As G7 leaders set in motion a coordinated intervention designed to halt the rise of the yen, Japan continued its own ultra-loose monetary policy, flooding banks with cash to keep interest rates low. While the yen fell in response, the effect in European time was said to be limited as speculators bought into the selloff.
Reuters reported that all G7 central banks had agreed to the move. Meanwhile, Masaaki Shirakawa, governor of the Bank of Japan (BOJ), repeated his institution’s resolve to keep its loose monetary policy in place, telling reporters after the G7 announcement on Friday, "The Bank of Japan will promote powerful monetary easing and continue providing ample liquidity to ensure market stability."

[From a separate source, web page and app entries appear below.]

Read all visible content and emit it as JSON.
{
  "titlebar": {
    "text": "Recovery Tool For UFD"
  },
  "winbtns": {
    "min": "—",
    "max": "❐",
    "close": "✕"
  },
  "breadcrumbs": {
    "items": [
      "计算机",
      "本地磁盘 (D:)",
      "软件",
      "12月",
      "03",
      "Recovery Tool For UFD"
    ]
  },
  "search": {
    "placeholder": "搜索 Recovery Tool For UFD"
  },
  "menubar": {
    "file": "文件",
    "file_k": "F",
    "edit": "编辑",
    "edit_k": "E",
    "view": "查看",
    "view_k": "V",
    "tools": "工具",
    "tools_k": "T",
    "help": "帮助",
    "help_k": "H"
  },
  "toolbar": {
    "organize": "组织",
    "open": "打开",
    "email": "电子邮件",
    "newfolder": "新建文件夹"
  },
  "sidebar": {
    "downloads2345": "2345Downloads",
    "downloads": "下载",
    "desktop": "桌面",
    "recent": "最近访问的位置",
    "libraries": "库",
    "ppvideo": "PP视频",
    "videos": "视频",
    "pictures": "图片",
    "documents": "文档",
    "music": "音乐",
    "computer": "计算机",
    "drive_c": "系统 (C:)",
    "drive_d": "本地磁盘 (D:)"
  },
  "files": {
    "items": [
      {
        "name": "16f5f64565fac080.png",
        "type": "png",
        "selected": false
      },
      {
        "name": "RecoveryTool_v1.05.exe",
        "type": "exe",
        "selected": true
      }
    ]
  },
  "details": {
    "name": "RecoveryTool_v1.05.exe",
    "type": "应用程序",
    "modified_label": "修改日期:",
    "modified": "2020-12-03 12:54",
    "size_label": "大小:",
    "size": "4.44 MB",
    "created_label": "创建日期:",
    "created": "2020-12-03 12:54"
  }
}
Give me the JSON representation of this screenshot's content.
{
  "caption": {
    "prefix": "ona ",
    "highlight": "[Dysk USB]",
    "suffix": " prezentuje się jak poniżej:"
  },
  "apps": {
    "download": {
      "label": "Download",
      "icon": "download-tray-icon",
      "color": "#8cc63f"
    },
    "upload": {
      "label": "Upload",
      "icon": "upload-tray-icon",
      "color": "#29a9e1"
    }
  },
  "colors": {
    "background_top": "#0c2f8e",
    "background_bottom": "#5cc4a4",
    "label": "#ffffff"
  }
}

In early European trading, the dollar rose as high as 82 yen. The markets have been anticipating a flow of yen back to Japan in a repatriation after the earthquake/tsunami/nuclear disaster, but analysts are expecting that Tokyo will continue to protect the yen until the end of Japan’s fiscal year on March 31.
Adam Myers, senior currency strategist at Credit Agricole CIB, was quoted saying, "It will be interesting to see whether any speculators will be brave enough to try and push the dollar down through 80 yen again. If they are, I'm sure the BOJ will ... quickly move it back up to 82 yen. It will be a losing game for anyone who tries to bet against them."
Japanese intervention was estimated at 2 trillion yen ($25 billion) over the course of the day, and market participants pegged European intervention as considerably lower. A trader in London was quoted saying, "They simply must do more [if they want to have a bigger impact]. Maybe everyone's waiting for the Fed." Another London trader said in the report, "The intervention needs to be concerted and aggressive ... and even then I'm skeptical."